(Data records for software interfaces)

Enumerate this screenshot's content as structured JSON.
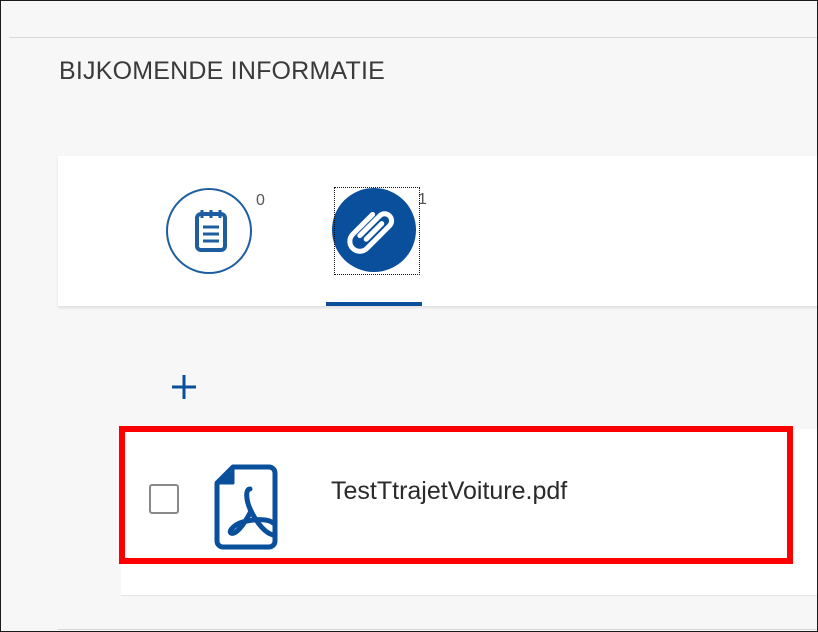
{
  "section": {
    "title": "BIJKOMENDE INFORMATIE"
  },
  "tabs": [
    {
      "icon": "notes-icon",
      "count": "0",
      "selected": false
    },
    {
      "icon": "paperclip-icon",
      "count": "1",
      "selected": true
    }
  ],
  "attachments": {
    "add_icon": "plus-icon",
    "items": [
      {
        "name": "TestTtrajetVoiture.pdf",
        "icon": "pdf-file-icon",
        "checked": false
      }
    ]
  },
  "colors": {
    "accent": "#0a4f9c",
    "highlight": "#ff0000"
  }
}
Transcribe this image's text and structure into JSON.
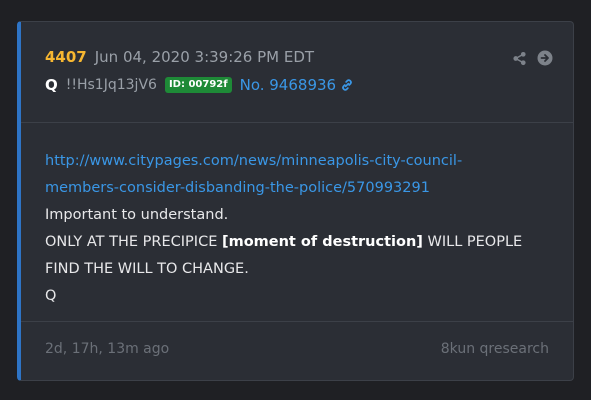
{
  "post": {
    "number": "4407",
    "timestamp": "Jun 04, 2020 3:39:26 PM EDT",
    "author": "Q",
    "tripcode": "!!Hs1Jq13jV6",
    "id_badge": "ID: 00792f",
    "post_link": "No. 9468936",
    "icons": [
      "share-icon",
      "arrow-right-circle-icon",
      "link-icon"
    ],
    "colors": {
      "number": "#f7b731",
      "link": "#3a97e6",
      "badge": "#1e8a37",
      "accent_border": "#2e74c6"
    }
  },
  "body": {
    "url_line1": "http://www.citypages.com/news/minneapolis-city-council-",
    "url_line2": "members-consider-disbanding-the-police/570993291",
    "line1": "Important to understand.",
    "line2_start": "ONLY AT THE PRECIPICE ",
    "line2_bold": "[moment of destruction]",
    "line2_end": " WILL PEOPLE",
    "line3": "FIND THE WILL TO CHANGE.",
    "signature": "Q"
  },
  "footer": {
    "age": "2d, 17h, 13m ago",
    "source": "8kun qresearch"
  }
}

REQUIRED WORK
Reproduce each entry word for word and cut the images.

COMPLETED EXERCISE
Enumerate this screenshot's content as structured JSON.
{
  "section": {
    "title": "BIJKOMENDE INFORMATIE"
  },
  "tabs": [
    {
      "icon": "notes-icon",
      "count": "0",
      "selected": false
    },
    {
      "icon": "paperclip-icon",
      "count": "1",
      "selected": true
    }
  ],
  "attachments": {
    "add_icon": "plus-icon",
    "items": [
      {
        "name": "TestTtrajetVoiture.pdf",
        "icon": "pdf-file-icon",
        "checked": false
      }
    ]
  },
  "colors": {
    "accent": "#0a4f9c",
    "highlight": "#ff0000"
  }
}
Transcribe this image's text and structure into JSON.
{
  "post": {
    "number": "4407",
    "timestamp": "Jun 04, 2020 3:39:26 PM EDT",
    "author": "Q",
    "tripcode": "!!Hs1Jq13jV6",
    "id_badge": "ID: 00792f",
    "post_link": "No. 9468936",
    "icons": [
      "share-icon",
      "arrow-right-circle-icon",
      "link-icon"
    ],
    "colors": {
      "number": "#f7b731",
      "link": "#3a97e6",
      "badge": "#1e8a37",
      "accent_border": "#2e74c6"
    }
  },
  "body": {
    "url_line1": "http://www.citypages.com/news/minneapolis-city-council-",
    "url_line2": "members-consider-disbanding-the-police/570993291",
    "line1": "Important to understand.",
    "line2_start": "ONLY AT THE PRECIPICE ",
    "line2_bold": "[moment of destruction]",
    "line2_end": " WILL PEOPLE",
    "line3": "FIND THE WILL TO CHANGE.",
    "signature": "Q"
  },
  "footer": {
    "age": "2d, 17h, 13m ago",
    "source": "8kun qresearch"
  }
}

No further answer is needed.